She smiled at his take on the goodies left behind and tucked her long brunette hair behind an ear. “I prefer to think of this aisle as one of hope. People are already planning for next Christmas when they pick up merchandise here.” To prove her point, she deposited a box of Christmas cards into her basket.
“That’s one way of looking at it, I guess. Are you always such a Pollyanna?” His smile softened his words, and made Leah’s knees go soft as well.
“I’m not a Pollyanna, just optimistic. Now, what are you searching for?” She gazed into his green eyes, and momentarily forgot where she was.
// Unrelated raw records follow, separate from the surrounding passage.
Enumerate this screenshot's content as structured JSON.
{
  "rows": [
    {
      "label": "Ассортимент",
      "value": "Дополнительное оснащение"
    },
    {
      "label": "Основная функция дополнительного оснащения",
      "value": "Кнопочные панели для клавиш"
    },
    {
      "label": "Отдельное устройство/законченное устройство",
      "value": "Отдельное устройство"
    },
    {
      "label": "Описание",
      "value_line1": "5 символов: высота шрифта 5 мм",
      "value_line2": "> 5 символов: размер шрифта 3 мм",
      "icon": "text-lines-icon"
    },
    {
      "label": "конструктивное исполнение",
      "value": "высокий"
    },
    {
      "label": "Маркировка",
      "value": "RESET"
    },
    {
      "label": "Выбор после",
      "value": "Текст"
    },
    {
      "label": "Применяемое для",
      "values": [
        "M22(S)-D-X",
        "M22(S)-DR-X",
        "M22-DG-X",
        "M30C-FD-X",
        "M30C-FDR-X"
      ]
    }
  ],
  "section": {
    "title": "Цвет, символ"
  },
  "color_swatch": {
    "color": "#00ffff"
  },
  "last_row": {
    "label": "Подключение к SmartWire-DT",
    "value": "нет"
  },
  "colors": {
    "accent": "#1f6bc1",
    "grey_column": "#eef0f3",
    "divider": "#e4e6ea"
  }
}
“My mother has a collection of turtles.” He stopped talking and grinned at her. “Not real ones, she won’t even touch a live turtle. But any doo-dad she can put her hands on that has a turtle shape, she’s all over it. Do you have any idea how hard it is to find turtle ornaments every year?”

Leah laughed at his predicament and placed a hand to her heart. Any man who would scour the aisles of Christmas merchandise in search of a special ornament for his mother spoke volumes. “I saw something that might work a few bins down.” She took a step away from him, going back the way she came. “I’m Leah, by the way.”
He hurried to catch up and strode alongside her. “I’m Cam. Thanks for helping me in my never-ending turtle quest.”
“Cam? Is that short for Cameron?” Leah wanted to keep the conversation flowing.
“No, it’s short for Campbell, my mother’s maiden name.” He grinned at her again. “I guess I was destined to be a Mama’s boy from the moment I was born.”
Leah stopped in the middle of the aisle and glanced at him. “Nothing wrong with loving your mother. I think it’s sweet.” She tore her gaze from him and peered into the bins of ornaments. “Ah, here’s the one I came across earlier.” She pulled out an ornament shaped like a wind chime, each piece of the chime fashioned into a baby turtle. Mama Turtle was in the center, surrounded by her babies. She handed it to Cam, enjoying the heat from his hand as she passed the ornament over.
Cam held it up to the rays streaming in from the skylight, twirling the ornament to take in all the baby turtles, each of which was poised differently. “This is perfect. I bet I could even make it count for several years, since there are so many turtles in one place.” He switched his gaze from the ornament to her. “Thank you for helping me find the perfect gift. Now, I must repay you somehow. Would you like to go next door and grab some coffee?”
Leah glanced at his left hand, which held the decoration. There was no ring on his finger. She sucked in a breath. Between her two jobs, she’d had little time for dating, so it had been months since she’d done something as simple as sharing a cup of coffee and conversation with a member of the opposite sex. “I’d love to. Let’s go check out and then head over.”
Perhaps the time had come to give herself a present. By agreeing to continue the small bond that had developed in the leftover Christmas aisle, Leah did just that. Her vision of hope for next Christmas grew even brighter as he took hold of her basket of goods in one hand and her hand in the other.